[Page and application data records]
BEGIN

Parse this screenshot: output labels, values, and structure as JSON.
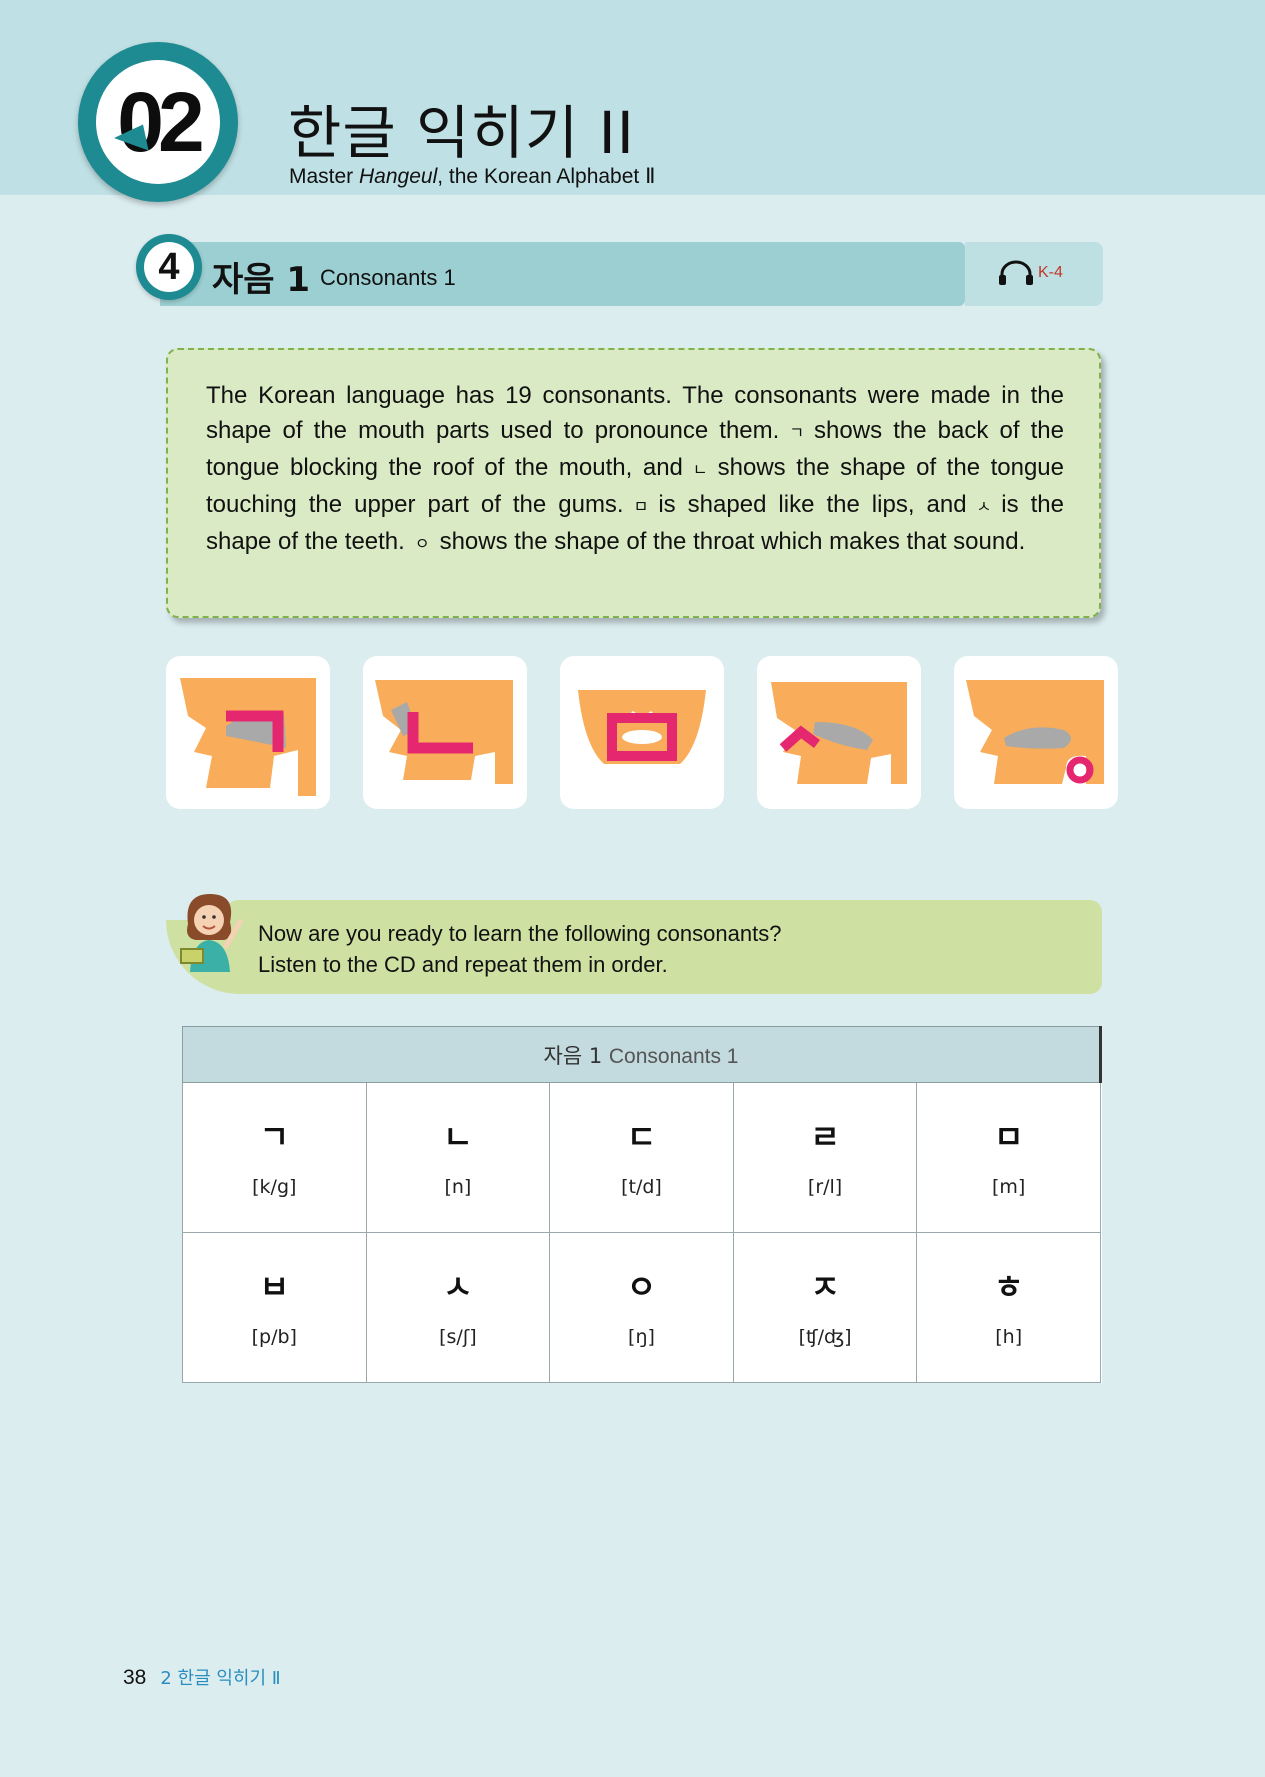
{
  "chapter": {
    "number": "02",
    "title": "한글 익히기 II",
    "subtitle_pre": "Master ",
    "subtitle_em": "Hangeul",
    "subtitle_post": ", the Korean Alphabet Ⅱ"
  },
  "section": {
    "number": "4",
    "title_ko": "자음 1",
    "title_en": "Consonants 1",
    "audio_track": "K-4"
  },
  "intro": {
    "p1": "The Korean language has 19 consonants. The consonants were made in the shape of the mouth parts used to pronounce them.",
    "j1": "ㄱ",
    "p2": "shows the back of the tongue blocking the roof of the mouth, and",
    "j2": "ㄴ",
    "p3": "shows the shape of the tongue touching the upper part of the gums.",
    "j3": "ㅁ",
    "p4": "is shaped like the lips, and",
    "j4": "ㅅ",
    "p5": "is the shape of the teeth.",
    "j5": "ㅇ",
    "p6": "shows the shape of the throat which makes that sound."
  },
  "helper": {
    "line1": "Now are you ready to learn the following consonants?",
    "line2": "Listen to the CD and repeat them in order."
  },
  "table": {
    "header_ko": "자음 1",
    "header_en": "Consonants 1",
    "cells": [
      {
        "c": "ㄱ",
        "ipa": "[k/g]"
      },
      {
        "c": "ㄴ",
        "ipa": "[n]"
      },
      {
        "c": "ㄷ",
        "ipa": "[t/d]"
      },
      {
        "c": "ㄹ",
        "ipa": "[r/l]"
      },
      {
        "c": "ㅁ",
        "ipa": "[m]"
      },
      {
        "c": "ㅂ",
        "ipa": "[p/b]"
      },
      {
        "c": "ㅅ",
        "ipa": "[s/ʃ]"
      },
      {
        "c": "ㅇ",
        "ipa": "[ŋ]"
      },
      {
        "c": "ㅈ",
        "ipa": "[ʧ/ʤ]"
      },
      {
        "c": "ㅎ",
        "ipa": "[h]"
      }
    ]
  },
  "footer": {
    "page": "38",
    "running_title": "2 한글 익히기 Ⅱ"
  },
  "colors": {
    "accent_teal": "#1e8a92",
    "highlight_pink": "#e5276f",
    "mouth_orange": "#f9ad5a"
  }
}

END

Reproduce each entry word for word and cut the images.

Parse this screenshot: output labels, values, and structure as JSON.
{
  "chapter": {
    "number": "02",
    "title": "한글 익히기 II",
    "subtitle_pre": "Master ",
    "subtitle_em": "Hangeul",
    "subtitle_post": ", the Korean Alphabet Ⅱ"
  },
  "section": {
    "number": "4",
    "title_ko": "자음 1",
    "title_en": "Consonants 1",
    "audio_track": "K-4"
  },
  "intro": {
    "p1": "The Korean language has 19 consonants. The consonants were made in the shape of the mouth parts used to pronounce them.",
    "j1": "ㄱ",
    "p2": "shows the back of the tongue blocking the roof of the mouth, and",
    "j2": "ㄴ",
    "p3": "shows the shape of the tongue touching the upper part of the gums.",
    "j3": "ㅁ",
    "p4": "is shaped like the lips, and",
    "j4": "ㅅ",
    "p5": "is the shape of the teeth.",
    "j5": "ㅇ",
    "p6": "shows the shape of the throat which makes that sound."
  },
  "helper": {
    "line1": "Now are you ready to learn the following consonants?",
    "line2": "Listen to the CD and repeat them in order."
  },
  "table": {
    "header_ko": "자음 1",
    "header_en": "Consonants 1",
    "cells": [
      {
        "c": "ㄱ",
        "ipa": "[k/g]"
      },
      {
        "c": "ㄴ",
        "ipa": "[n]"
      },
      {
        "c": "ㄷ",
        "ipa": "[t/d]"
      },
      {
        "c": "ㄹ",
        "ipa": "[r/l]"
      },
      {
        "c": "ㅁ",
        "ipa": "[m]"
      },
      {
        "c": "ㅂ",
        "ipa": "[p/b]"
      },
      {
        "c": "ㅅ",
        "ipa": "[s/ʃ]"
      },
      {
        "c": "ㅇ",
        "ipa": "[ŋ]"
      },
      {
        "c": "ㅈ",
        "ipa": "[ʧ/ʤ]"
      },
      {
        "c": "ㅎ",
        "ipa": "[h]"
      }
    ]
  },
  "footer": {
    "page": "38",
    "running_title": "2 한글 익히기 Ⅱ"
  },
  "colors": {
    "accent_teal": "#1e8a92",
    "highlight_pink": "#e5276f",
    "mouth_orange": "#f9ad5a"
  }
}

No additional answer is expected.